Paradoxically getting stronger but first and foremost more mobile – be careful when currencies move faster than usual.
Oh, it’s different
To summarize, it’s different alright; much worse, volatile and inherently unstable than earlier pre crash episodes. In short, it’s the worst time ever to invest. Hussman’s chart below shows (vertical lines) when his thoroughly back-tested ‘ensemble’ of valuation and timing methods have signalled strong sell. Q1 2015 is worse than ever.
The Fed can’t keep funding the deficit, since the dollar would collapse sooner or later – causing all sorts of hell (imported inflation, energy crisis, trade wars). They can go on for a long time, but not indefinitely.
Hence, either inflation erodes savers’ money in order to get debt/gdp under control, or increased taxes will have to deal with the primary deficit problem – unless the U.S. wants to default (unthinkable?).
I’m waiting. Shorting and waiting, hoping the fall won’t be too cataclysmic or different (or take to long to get going, which could be the same thing).
If you can’t stand waiting, I unfortunately have very little comfort or advice to offer (see previous post for some more or less desperate possibilities).
Build real value:
Have fun and live now, before the feces hit the air conditioner. Happiness is real.
Invest in yourself (skills, experiences, fun) – prepare for the next round
Build a business, a real business – not speculation. Make other people’s lives better and you’ll make a profit.
Make sure your debt is strategic, not just built on hopes of eternally low interest rates. Amortize, fix the rate for 5-10 years, use the money for real value building investments, not a bigger house or consumption.
If you feel you must invest, buy something others don’t. Look among the losers and the small, not the hyped giants. Imagine you buy the entire company and take it private, actually getting its cash flow, not just hoping to sell the stock at a profit to a bigger fool.
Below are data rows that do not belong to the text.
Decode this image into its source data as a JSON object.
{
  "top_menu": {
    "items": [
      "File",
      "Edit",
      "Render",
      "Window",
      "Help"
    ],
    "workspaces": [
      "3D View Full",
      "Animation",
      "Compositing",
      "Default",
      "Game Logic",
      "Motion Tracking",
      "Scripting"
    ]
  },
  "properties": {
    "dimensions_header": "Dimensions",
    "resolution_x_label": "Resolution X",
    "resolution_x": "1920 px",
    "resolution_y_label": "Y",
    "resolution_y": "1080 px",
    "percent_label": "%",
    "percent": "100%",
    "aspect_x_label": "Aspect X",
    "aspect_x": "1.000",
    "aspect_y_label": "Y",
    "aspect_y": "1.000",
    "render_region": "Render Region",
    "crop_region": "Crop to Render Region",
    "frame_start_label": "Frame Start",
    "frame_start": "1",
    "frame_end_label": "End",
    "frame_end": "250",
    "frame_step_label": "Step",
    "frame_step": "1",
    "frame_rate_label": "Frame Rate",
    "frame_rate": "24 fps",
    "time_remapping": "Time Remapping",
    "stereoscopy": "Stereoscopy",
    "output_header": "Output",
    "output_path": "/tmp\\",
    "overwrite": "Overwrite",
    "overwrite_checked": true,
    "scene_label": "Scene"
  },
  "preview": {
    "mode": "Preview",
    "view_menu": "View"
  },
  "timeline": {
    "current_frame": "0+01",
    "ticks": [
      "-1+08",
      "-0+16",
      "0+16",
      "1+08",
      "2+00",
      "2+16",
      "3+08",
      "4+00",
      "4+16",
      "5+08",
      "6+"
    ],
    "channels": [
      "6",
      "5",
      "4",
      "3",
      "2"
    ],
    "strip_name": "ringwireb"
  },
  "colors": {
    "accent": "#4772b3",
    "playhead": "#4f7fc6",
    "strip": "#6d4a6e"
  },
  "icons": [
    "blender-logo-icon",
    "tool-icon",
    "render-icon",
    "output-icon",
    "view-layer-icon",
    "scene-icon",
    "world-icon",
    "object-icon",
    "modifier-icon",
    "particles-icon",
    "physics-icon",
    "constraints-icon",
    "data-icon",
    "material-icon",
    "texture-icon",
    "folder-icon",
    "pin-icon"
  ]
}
Stocks, bonds, metals, commodities – forget it, you simply won’t be long term enough to stand the downturn that most likely is just around the corner. If you are thinking about being fully invested NOW, you most likely will be all out 50-60% down from here.
There is always a silver lining. If you can handle waiting for a normal time to invest, you should get 10% per annum for quite a while after that. Markets almost always dip below levels that promise that kind of returns for a decade.
If you are lucky enough to wait out an epic bottom (don’t hold your breath though – even if I think that’s exactly what’s coming) you could get twice that for several years.
If you can be different, if you can wait, you’ll get two marshmallows instead of just one. How’s that for being optimistic?